Imagine this: you plan to take your vitamins every day, but your life gets very busy and a week slips by during which you take no vitamins. What’s your next step? Do you a) take one vitamin and go on, or b) take seven vitamins to “catch up?”
Silly question! There are tasks that are intended to be done every day, but once the day is past, there is no catching up. So why do so many business owners that I meet feel that if they don’t get something done one day, they must do twice as much the next day? And the next? Soon we are carrying an enormous burden of late and undone assignments that we have given ourselves, and all satisfaction is drained from even our best work.
Nothing is so fatiguing as the eternal hanging on of an uncompleted task.
— William James
Uncompleted tasks drag us down and waste our time.
Conversely, high productivity one day cannot be the excuse for slacking off another day, resting on our laurels. Remember the tale of the hare who raced the tortoise. The point of that fable is that “slow and steady wins the race.” I hate to admit it, but consistency trumps brilliance every time.
One person who speaks eloquently on this subject is Mark LeBlanc, author of Never Be The Same. Mark gives his audiences a success rule: “no plus or minus carryover.” In other words, don’t rest on your laurels if you’ve done more than you planned, and don’t carry forward tasks that didn’t get done. No plus or minus carryover.

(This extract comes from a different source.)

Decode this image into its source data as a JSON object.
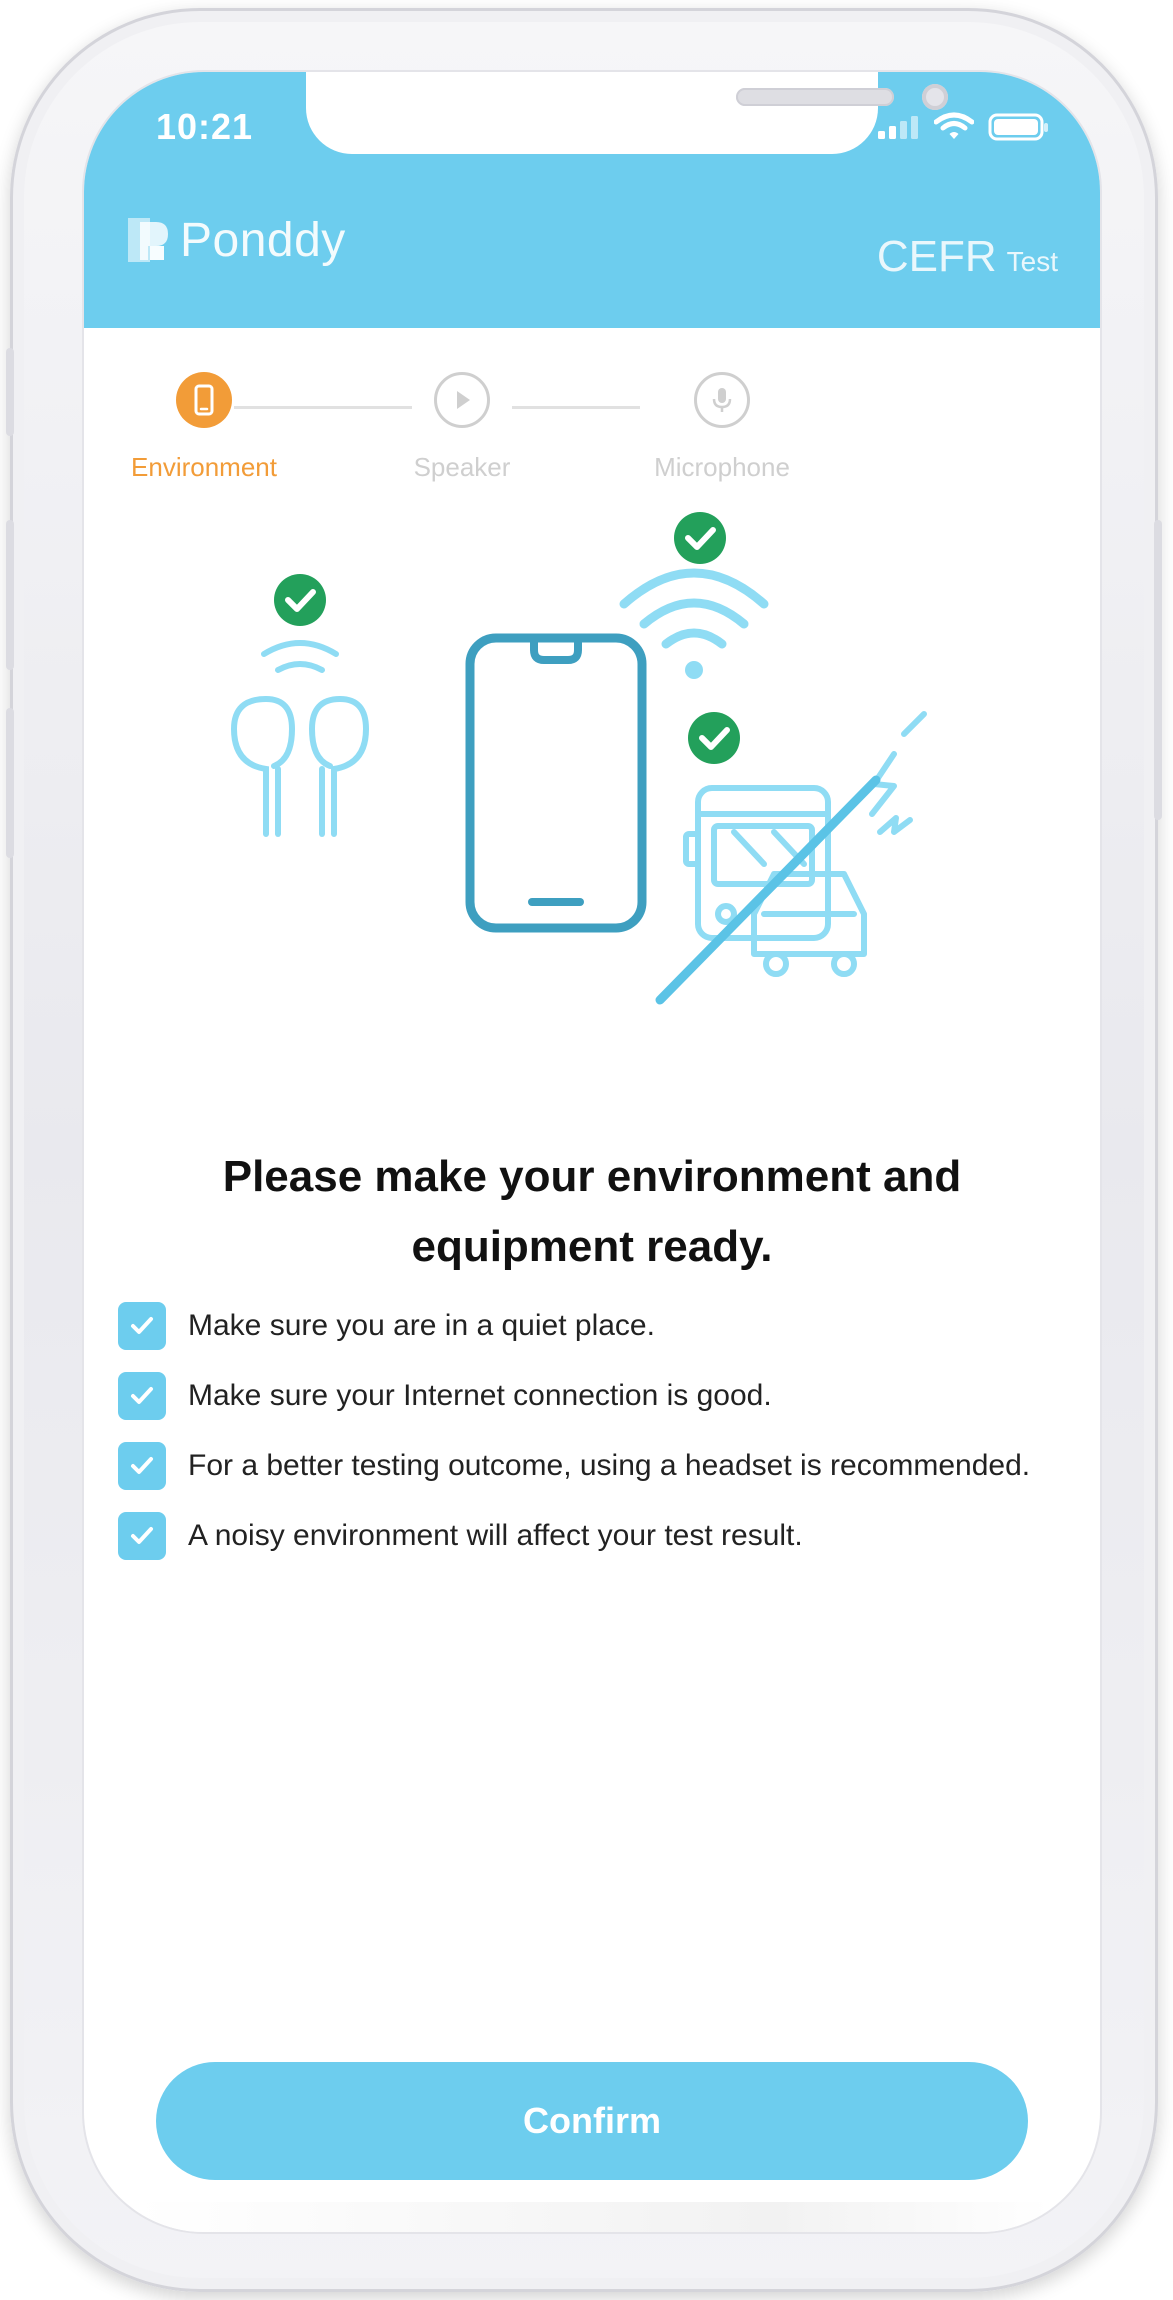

Are you calling five prospects every day? Do your five, do more if you can. But start again each day, calling five prospects. Are you writing for 30 minutes every day? Do your writing, but if a head cold or a surprise party puts you behind, let go of any guilt – it doesn’t help! Reset your counter to zero and begin again the next day.